The legacy of the band lives on to this day, thanks to Remaco releasing a number of greatest hits albums and inserting the band’s songs into select compilation albums of Indonesian evergreen hits. In 2003, Remaco also remastered and re-released the band’s first six albums, whose rights were previously owned by Purnama Records, finally giving a chance to the younger generation to grasp The Mercy’s original, rawer sound. In January 2005, the band’s Rinto-penned ballad, “Ayah,” was reworked as “Aceh” and released as a single from the charity album for the 2004 tsunami/earthquake disaster in Aceh. The single was performed by a number of well-known Indonesian singers, including Ariel of Peterpan and Candil (then) of Seurieus.

Rinto hinted in an interview that The Mercy’s were never dissolved, but the band’s reunion is rendered improbable due to the apparent absence of Charles and that, at the time, there was nobody suitable enough to replace him. However, the final fate of the band was seemingly sealed by the death of Albert Sumlang in 2009. Concerts to honor The Mercy’s musical legacy have been held sporadically at times, with the latest held in November 2012, joined by Rinto who jammed with the sons of Albert Sumlang.

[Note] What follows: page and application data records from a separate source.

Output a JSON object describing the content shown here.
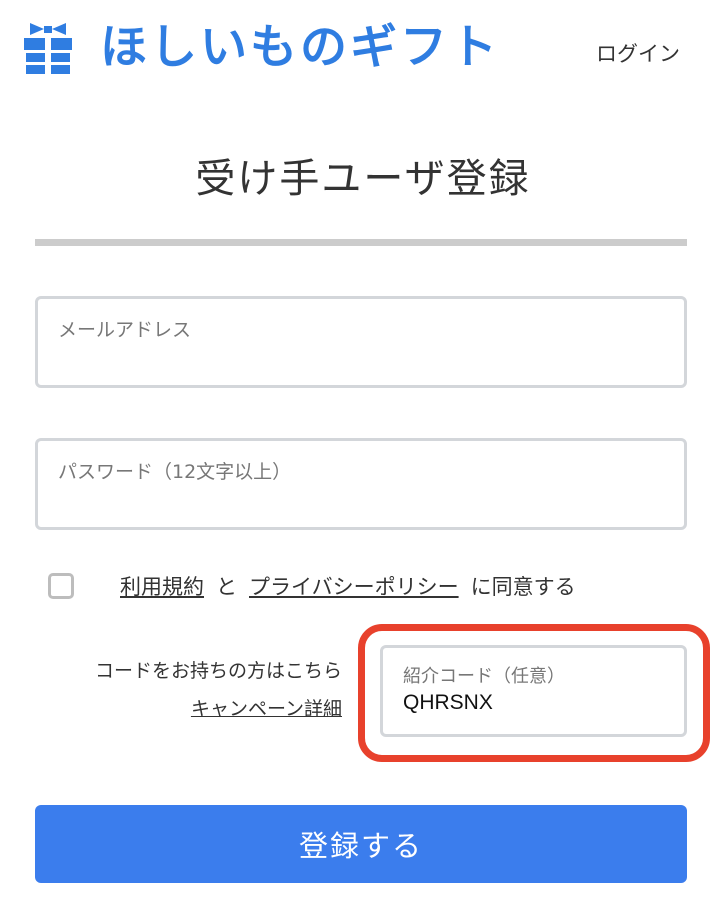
{
  "header": {
    "logo_text": "ほしいものギフト",
    "logo_icon": "gift-box-icon",
    "login_label": "ログイン"
  },
  "page_title": "受け手ユーザ登録",
  "form": {
    "email": {
      "label": "メールアドレス",
      "value": ""
    },
    "password": {
      "label": "パスワード（12文字以上）",
      "value": ""
    },
    "agreement": {
      "checked": false,
      "terms_link": "利用規約",
      "and_text": "と",
      "privacy_link": "プライバシーポリシー",
      "suffix_text": "に同意する"
    },
    "referral": {
      "note": "コードをお持ちの方はこちら",
      "campaign_link": "キャンペーン詳細",
      "label": "紹介コード（任意）",
      "value": "QHRSNX"
    },
    "submit_label": "登録する"
  },
  "colors": {
    "brand_blue": "#2f7de1",
    "button_blue": "#3b7ded",
    "highlight_red": "#e8412c",
    "rule_gray": "#cccccc"
  }
}
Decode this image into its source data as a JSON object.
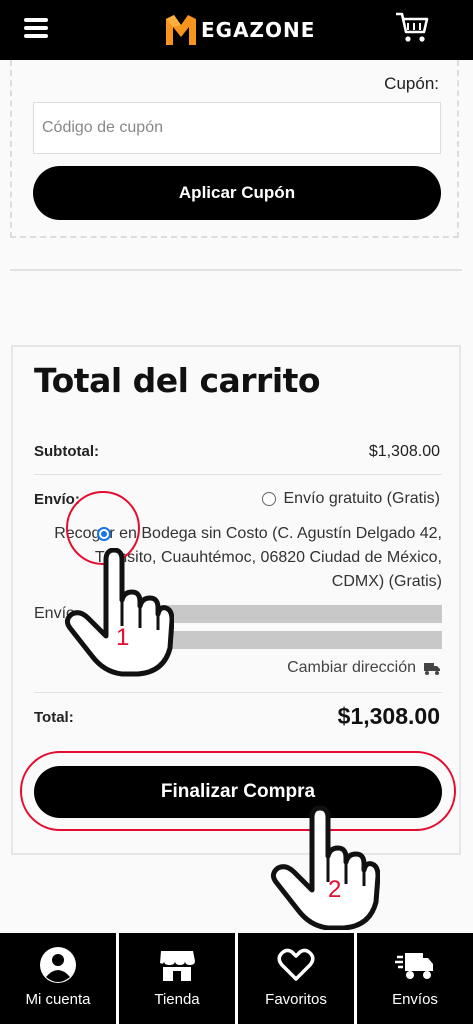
{
  "header": {
    "logo_text": "EGAZONE",
    "logo_letter": "M"
  },
  "coupon": {
    "label": "Cupón:",
    "placeholder": "Código de cupón",
    "apply_button": "Aplicar Cupón"
  },
  "totals": {
    "title": "Total del carrito",
    "subtotal_label": "Subtotal:",
    "subtotal_value": "$1,308.00",
    "shipping_label": "Envío:",
    "shipping_options": [
      {
        "label": "Envío gratuito (Gratis)",
        "selected": false
      },
      {
        "label": "Recoger en Bodega sin Costo (C. Agustín Delgado 42, Tránsito, Cuauhtémoc, 06820 Ciudad de México, CDMX) (Gratis)",
        "selected": true
      }
    ],
    "ship_to_label": "Envío",
    "change_address": "Cambiar dirección",
    "total_label": "Total:",
    "total_value": "$1,308.00",
    "checkout_button": "Finalizar Compra"
  },
  "annotations": {
    "step1": "1",
    "step2": "2",
    "accent_color": "#e30d2f"
  },
  "bottom_nav": [
    {
      "label": "Mi cuenta",
      "icon": "user-icon"
    },
    {
      "label": "Tienda",
      "icon": "store-icon"
    },
    {
      "label": "Favoritos",
      "icon": "heart-icon"
    },
    {
      "label": "Envíos",
      "icon": "truck-icon"
    }
  ]
}
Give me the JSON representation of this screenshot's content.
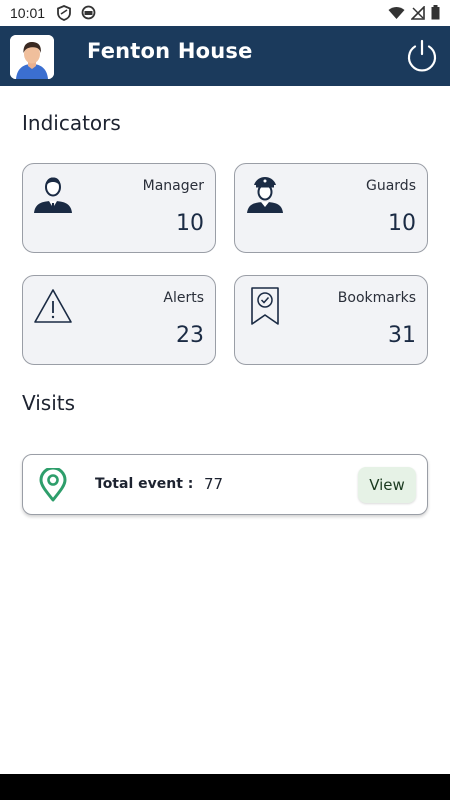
{
  "status_bar": {
    "time": "10:01",
    "left_icons": [
      "shield-icon",
      "circle-app-icon"
    ],
    "right_icons": [
      "wifi-icon",
      "cellular-off-icon",
      "battery-icon"
    ]
  },
  "app_bar": {
    "title": "Fenton House",
    "background": "#1b3a5c",
    "avatar_icon": "user-avatar-icon",
    "power_icon": "power-icon"
  },
  "indicators": {
    "title": "Indicators",
    "cards": [
      {
        "label": "Manager",
        "value": "10",
        "icon": "manager-icon"
      },
      {
        "label": "Guards",
        "value": "10",
        "icon": "guard-icon"
      },
      {
        "label": "Alerts",
        "value": "23",
        "icon": "warning-icon"
      },
      {
        "label": "Bookmarks",
        "value": "31",
        "icon": "bookmark-check-icon"
      }
    ]
  },
  "visits": {
    "title": "Visits",
    "event_label": "Total event :",
    "event_value": "77",
    "view_label": "View",
    "pin_icon": "location-pin-icon",
    "accent": "#2e9e6b"
  }
}
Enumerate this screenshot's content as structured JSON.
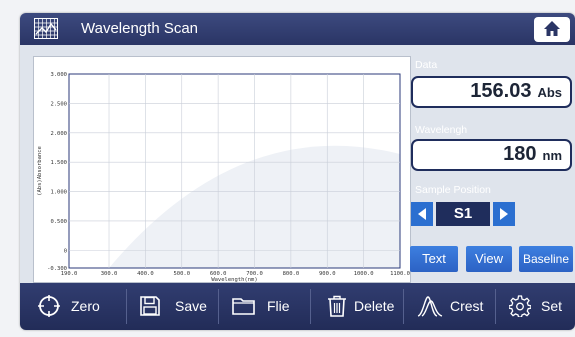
{
  "window": {
    "title": "Wavelength Scan",
    "title_icon": "grid-chart-icon",
    "home_icon": "home-icon"
  },
  "chart": {
    "y_axis_label": "(Abs)Absorbance",
    "x_axis_label": "Wavelength(nm)",
    "y_ticks": [
      "3.000",
      "2.500",
      "2.000",
      "1.500",
      "1.000",
      "0.500",
      "0",
      "-0.300"
    ],
    "x_ticks": [
      "190.0",
      "300.0",
      "400.0",
      "500.0",
      "600.0",
      "700.0",
      "800.0",
      "900.0",
      "1000.0",
      "1100.0"
    ]
  },
  "chart_data": {
    "type": "line",
    "title": "",
    "xlabel": "Wavelength(nm)",
    "ylabel": "(Abs)Absorbance",
    "xlim": [
      190,
      1100
    ],
    "ylim": [
      -0.3,
      3.0
    ],
    "grid": true,
    "series": []
  },
  "panel": {
    "data_label": "Data",
    "data_value": "156.03",
    "data_unit": "Abs",
    "wavelength_label": "Wavelengh",
    "wavelength_value": "180",
    "wavelength_unit": "nm",
    "sample_position_label": "Sample Position",
    "sample_position_value": "S1",
    "buttons": {
      "text": "Text",
      "view": "View",
      "baseline": "Baseline"
    }
  },
  "toolbar": {
    "zero": "Zero",
    "save": "Save",
    "file": "Flie",
    "delete": "Delete",
    "crest": "Crest",
    "set": "Set"
  },
  "colors": {
    "titlebar": "#2f3a6e",
    "accent_blue": "#2c6cd4",
    "box_border": "#1f2d5c"
  }
}
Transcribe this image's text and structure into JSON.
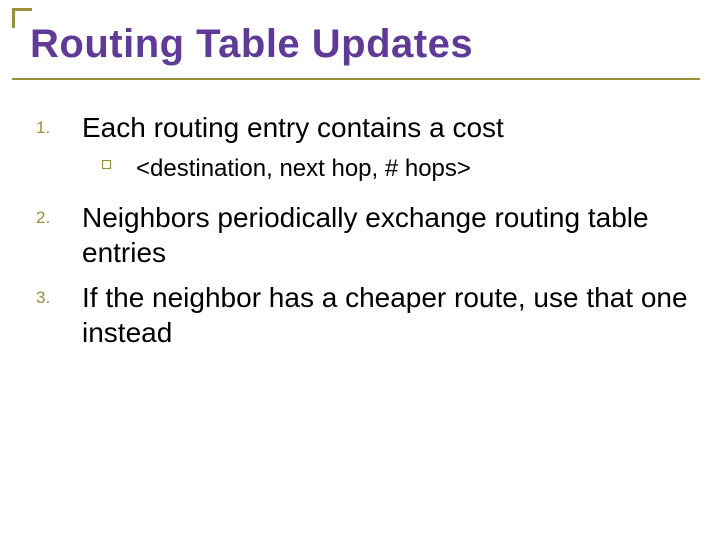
{
  "title": "Routing Table Updates",
  "items": {
    "n1": {
      "num": "1.",
      "text": "Each routing entry contains a cost"
    },
    "sub": {
      "text": "<destination, next hop, # hops>"
    },
    "n2": {
      "num": "2.",
      "text": "Neighbors periodically exchange routing table entries"
    },
    "n3": {
      "num": "3.",
      "text": "If the neighbor has a cheaper route, use that one instead"
    }
  }
}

It is never an understatement to say that The Mercy’s have lasting impact on popular music in Indonesia. Along with Panbers and D’lloyd, they were the main proponents of Malay music influence in Indonesian popular music, which can be traced in a number of Indonesian bands today. The members of The Mercy’s are also astute in continuing their band’s legacy. The Mercy’s were influenced by Batak pop music and they also, in turn, influenced Batak pop music. This was continued by Charles Hutagalung through his activities in Batak pop music circles, making him a respectable figure in the development of Batak pop music. Rinto Harahap almost single-handedly revived Indonesian sentimental pop in early 80s and brought an unprecedented number of mostly female Indonesian sentimental singers to fame. This move has led him to both fame and notoriety. He, along with other producers following in his footsteps, was blamed for over-sentimentalizing pop music, resulting in sappy and counterproductive songs which were banned (!) by the Ministry of Information in the late 80s. However, to many musicians today, Rinto is respected as a great songwriter and producer and his great contribution to The Mercy’s and Indonesian pop music in general has been honored by two tribute albums by younger musicians.